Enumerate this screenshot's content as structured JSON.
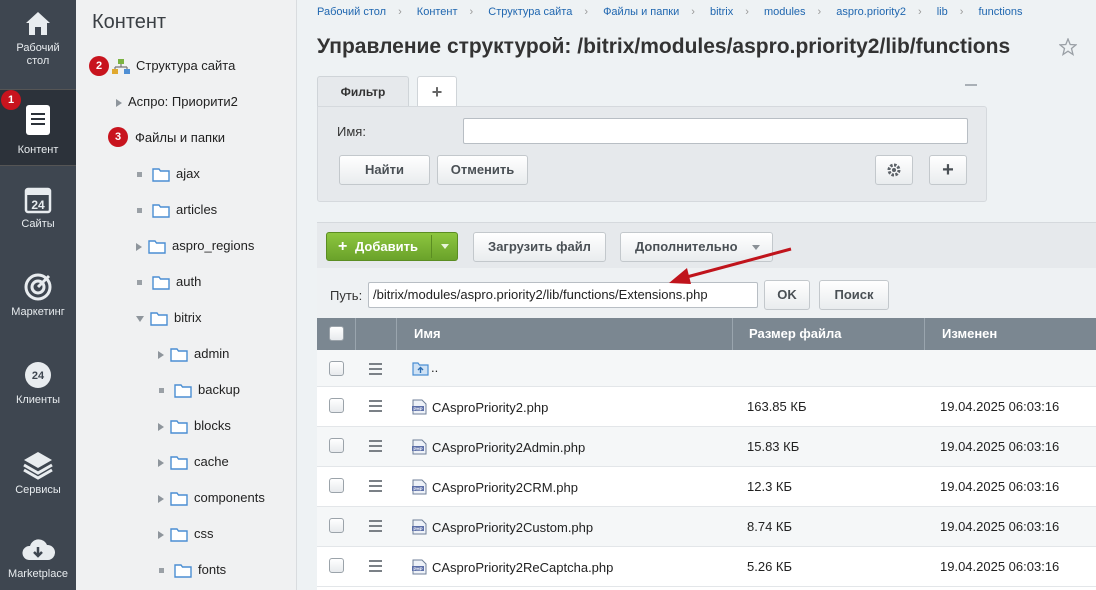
{
  "leftnav": {
    "items": [
      {
        "label": "Рабочий стол",
        "icon": "home-icon"
      },
      {
        "label": "Контент",
        "icon": "document-icon"
      },
      {
        "label": "Сайты",
        "icon": "calendar-icon"
      },
      {
        "label": "Маркетинг",
        "icon": "target-icon"
      },
      {
        "label": "Клиенты",
        "icon": "clients-icon"
      },
      {
        "label": "Сервисы",
        "icon": "layers-icon"
      },
      {
        "label": "Marketplace",
        "icon": "cloud-download-icon"
      }
    ],
    "badge1": "1"
  },
  "tree": {
    "title": "Контент",
    "badge2": "2",
    "badge3": "3",
    "site_structure": "Структура сайта",
    "aspro": "Аспро: Приорити2",
    "files": "Файлы и папки",
    "folders": [
      "ajax",
      "articles",
      "aspro_regions",
      "auth",
      "bitrix"
    ],
    "bitrix_children": [
      "admin",
      "backup",
      "blocks",
      "cache",
      "components",
      "css",
      "fonts"
    ]
  },
  "breadcrumb": [
    "Рабочий стол",
    "Контент",
    "Структура сайта",
    "Файлы и папки",
    "bitrix",
    "modules",
    "aspro.priority2",
    "lib",
    "functions"
  ],
  "page_title": "Управление структурой: /bitrix/modules/aspro.priority2/lib/functions",
  "filter": {
    "tab_label": "Фильтр",
    "add_tab": "+",
    "name_label": "Имя:",
    "name_value": "",
    "find_label": "Найти",
    "cancel_label": "Отменить",
    "add_label": "+"
  },
  "toolbar": {
    "add_label": "Добавить",
    "upload_label": "Загрузить файл",
    "more_label": "Дополнительно"
  },
  "path": {
    "label": "Путь:",
    "value": "/bitrix/modules/aspro.priority2/lib/functions/Extensions.php",
    "ok_label": "OK",
    "search_label": "Поиск"
  },
  "table": {
    "headers": {
      "name": "Имя",
      "size": "Размер файла",
      "modified": "Изменен"
    },
    "up_label": "..",
    "rows": [
      {
        "name": "CAsproPriority2.php",
        "size": "163.85 КБ",
        "modified": "19.04.2025 06:03:16"
      },
      {
        "name": "CAsproPriority2Admin.php",
        "size": "15.83 КБ",
        "modified": "19.04.2025 06:03:16"
      },
      {
        "name": "CAsproPriority2CRM.php",
        "size": "12.3 КБ",
        "modified": "19.04.2025 06:03:16"
      },
      {
        "name": "CAsproPriority2Custom.php",
        "size": "8.74 КБ",
        "modified": "19.04.2025 06:03:16"
      },
      {
        "name": "CAsproPriority2ReCaptcha.php",
        "size": "5.26 КБ",
        "modified": "19.04.2025 06:03:16"
      }
    ]
  },
  "colors": {
    "accent_green": "#7ab535",
    "badge_red": "#c8141e",
    "nav_dark": "#3e4650",
    "arrow_red": "#c0141c"
  }
}
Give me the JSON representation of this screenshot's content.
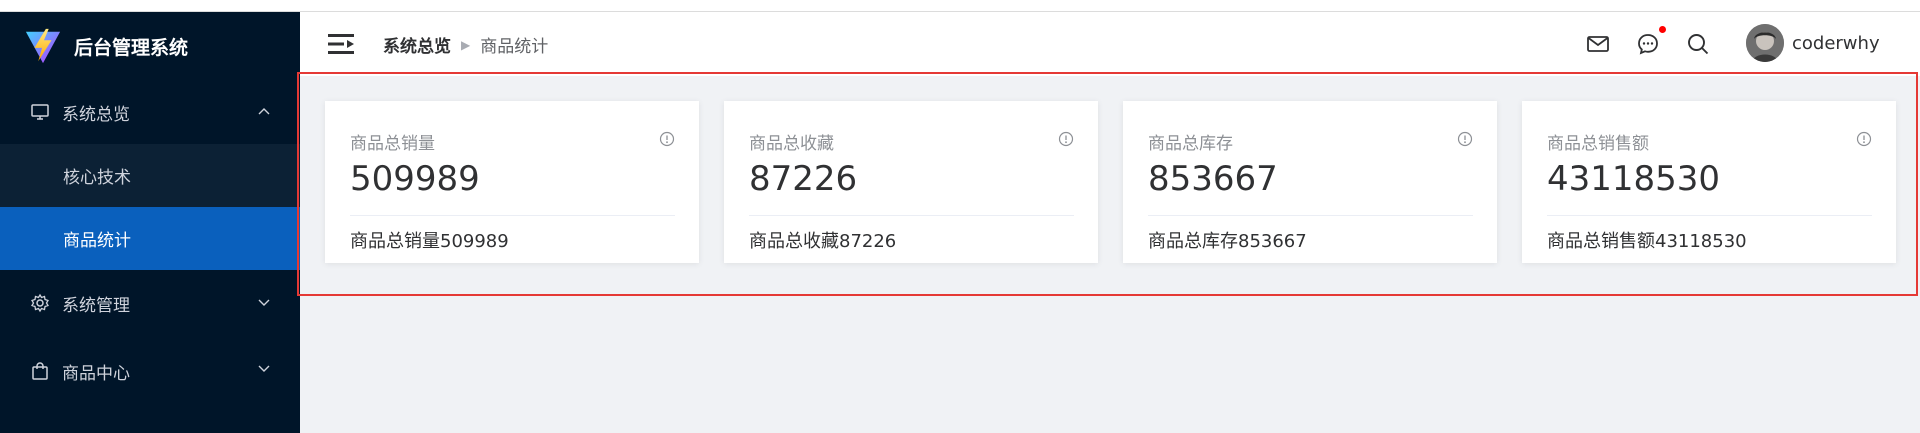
{
  "app": {
    "title": "后台管理系统",
    "logo_icon": "vite-logo-icon"
  },
  "sidebar": {
    "groups": [
      {
        "label": "系统总览",
        "icon": "monitor-icon",
        "expanded": true,
        "children": [
          {
            "label": "核心技术",
            "active": false
          },
          {
            "label": "商品统计",
            "active": true
          }
        ]
      },
      {
        "label": "系统管理",
        "icon": "gear-icon",
        "expanded": false
      },
      {
        "label": "商品中心",
        "icon": "bag-icon",
        "expanded": false
      }
    ],
    "colors": {
      "background": "#001529",
      "active": "#0a60bd"
    }
  },
  "header": {
    "breadcrumb": [
      "系统总览",
      "商品统计"
    ],
    "icons": [
      "mail-icon",
      "chat-icon",
      "search-icon"
    ],
    "username": "coderwhy"
  },
  "cards": [
    {
      "title": "商品总销量",
      "value": "509989",
      "footer": "商品总销量509989"
    },
    {
      "title": "商品总收藏",
      "value": "87226",
      "footer": "商品总收藏87226"
    },
    {
      "title": "商品总库存",
      "value": "853667",
      "footer": "商品总库存853667"
    },
    {
      "title": "商品总销售额",
      "value": "43118530",
      "footer": "商品总销售额43118530"
    }
  ]
}
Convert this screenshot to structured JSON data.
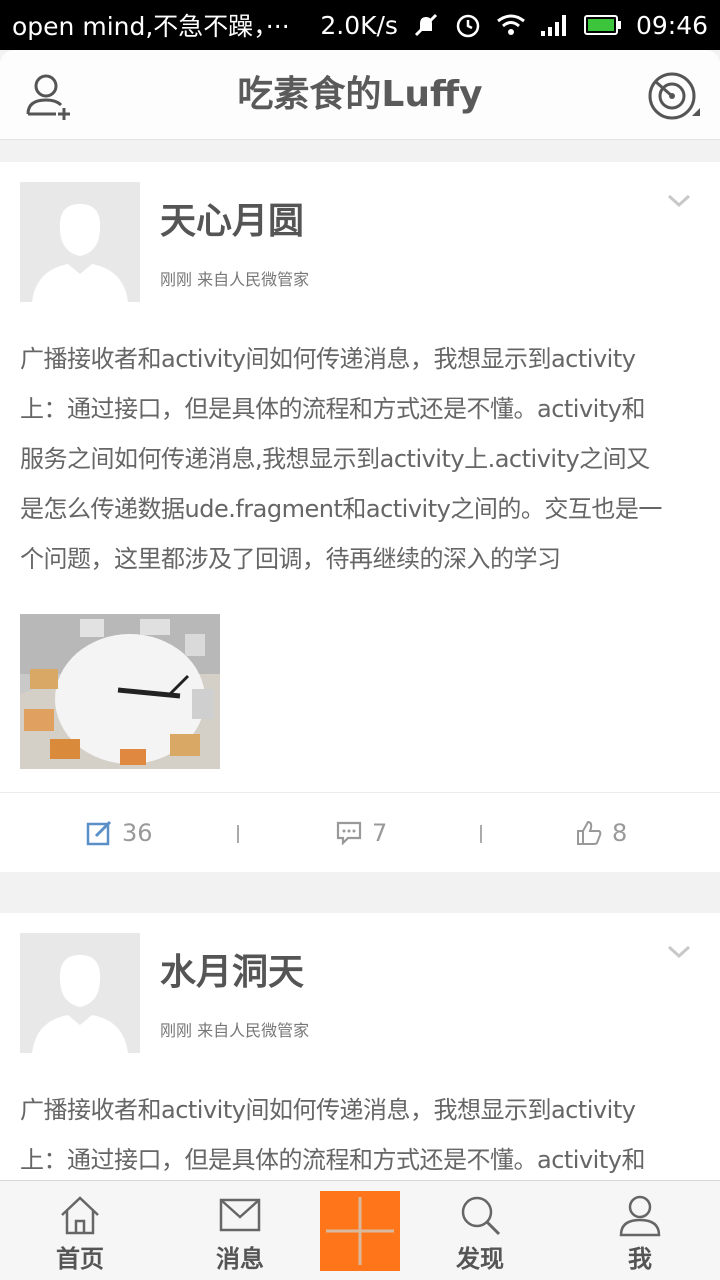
{
  "status_bar": {
    "notification": "open mind,不急不躁，···",
    "speed": "2.0K/s",
    "time": "09:46",
    "icons": [
      "mute-icon",
      "alarm-icon",
      "wifi-icon",
      "signal-icon",
      "battery-icon"
    ]
  },
  "header": {
    "title": "吃素食的Luffy",
    "left_icon": "add-friend-icon",
    "right_icon": "radar-icon"
  },
  "posts": [
    {
      "author": "天心月圆",
      "meta": "刚刚 来自人民微管家",
      "lines": [
        "广播接收者和activity间如何传递消息，我想显示到activity",
        "上：通过接口，但是具体的流程和方式还是不懂。activity和",
        "服务之间如何传递消息,我想显示到activity上.activity之间又",
        "是怎么传递数据ude.fragment和activity之间的。交互也是一",
        "个问题，这里都涉及了回调，待再继续的深入的学习"
      ],
      "image": "clock-with-furniture-image",
      "repost_count": "36",
      "comment_count": "7",
      "like_count": "8"
    },
    {
      "author": "水月洞天",
      "meta": "刚刚 来自人民微管家",
      "lines": [
        "广播接收者和activity间如何传递消息，我想显示到activity",
        "上：通过接口，但是具体的流程和方式还是不懂。activity和"
      ]
    }
  ],
  "bottom_nav": {
    "items": [
      {
        "label": "首页",
        "icon": "home-icon"
      },
      {
        "label": "消息",
        "icon": "mail-icon"
      },
      {
        "label": "",
        "icon": "plus-icon"
      },
      {
        "label": "发现",
        "icon": "search-icon"
      },
      {
        "label": "我",
        "icon": "user-icon"
      }
    ]
  },
  "colors": {
    "accent": "#ff7519",
    "action_blue": "#5b8fc7",
    "text": "#555555"
  }
}
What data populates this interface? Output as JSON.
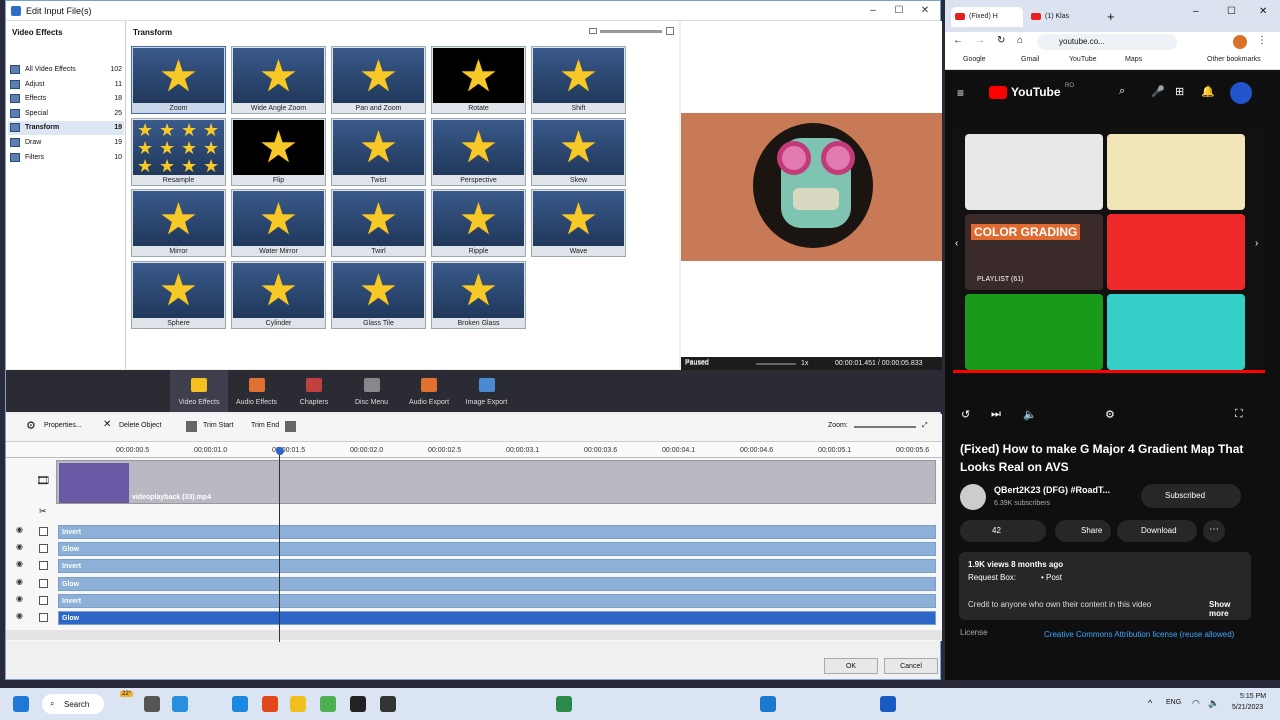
{
  "editor": {
    "title": "Edit Input File(s)",
    "left_header": "Video Effects",
    "grid_header": "Transform",
    "categories": [
      {
        "label": "All Video Effects",
        "count": "102"
      },
      {
        "label": "Adjust",
        "count": "11"
      },
      {
        "label": "Effects",
        "count": "18"
      },
      {
        "label": "Special",
        "count": "25"
      },
      {
        "label": "Transform",
        "count": "19"
      },
      {
        "label": "Draw",
        "count": "19"
      },
      {
        "label": "Filters",
        "count": "10"
      }
    ],
    "effects": [
      "Zoom",
      "Wide Angle Zoom",
      "Pan and Zoom",
      "Rotate",
      "Shift",
      "Resample",
      "Flip",
      "Twist",
      "Perspective",
      "Skew",
      "Mirror",
      "Water Mirror",
      "Twirl",
      "Ripple",
      "Wave",
      "Sphere",
      "Cylinder",
      "Glass Tile",
      "Broken Glass"
    ],
    "preview": {
      "status": "Paused",
      "speed": "1x",
      "time": "00:00:01.451 / 00:00:05.833"
    },
    "tabs": [
      "Video Effects",
      "Audio Effects",
      "Chapters",
      "Disc Menu",
      "Audio Export",
      "Image Export"
    ],
    "toolbar": {
      "properties": "Properties...",
      "delete": "Delete Object",
      "trim_start": "Trim Start",
      "trim_end": "Trim End",
      "zoom": "Zoom:"
    },
    "ruler": [
      "00:00:00.5",
      "00:00:01.0",
      "00:00:01.5",
      "00:00:02.0",
      "00:00:02.5",
      "00:00:03.1",
      "00:00:03.6",
      "00:00:04.1",
      "00:00:04.6",
      "00:00:05.1",
      "00:00:05.6"
    ],
    "clip_name": "videoplayback (33).mp4",
    "fx_tracks": [
      "Invert",
      "Glow",
      "Invert",
      "Glow",
      "Invert",
      "Glow"
    ],
    "ok": "OK",
    "cancel": "Cancel"
  },
  "chrome": {
    "tabs": [
      "(Fixed) H",
      "(1) Klas"
    ],
    "url": "youtube.co...",
    "bookmarks": [
      "Google",
      "Gmail",
      "YouTube",
      "Maps"
    ],
    "other_bookmarks": "Other bookmarks",
    "brand": "YouTube",
    "brand_region": "RO",
    "playlist": "PLAYLIST (61)",
    "thumb_text": "COLOR GRADING",
    "video_title": "(Fixed) How to make G Major 4 Gradient Map That Looks Real on AVS",
    "channel": "QBert2K23 (DFG) #RoadT...",
    "subscribers": "6.39K subscribers",
    "subscribed": "Subscribed",
    "likes": "42",
    "share": "Share",
    "download": "Download",
    "views": "1.9K views  8 months ago",
    "request": "Request Box:",
    "post": "• Post",
    "credit": "Credit to anyone who own their content in this video",
    "show_more": "Show more",
    "license_label": "License",
    "license_value": "Creative Commons Attribution license (reuse allowed)"
  },
  "taskbar": {
    "search": "Search",
    "lang": "ENG",
    "time": "5:15 PM",
    "date": "5/21/2023",
    "badge": "22°"
  }
}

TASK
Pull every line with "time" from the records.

EXERCISE ANSWER
    "time": "09:46",
      "time": "00:00:01.451 / 00:00:05.833"
    "time": "5:15 PM",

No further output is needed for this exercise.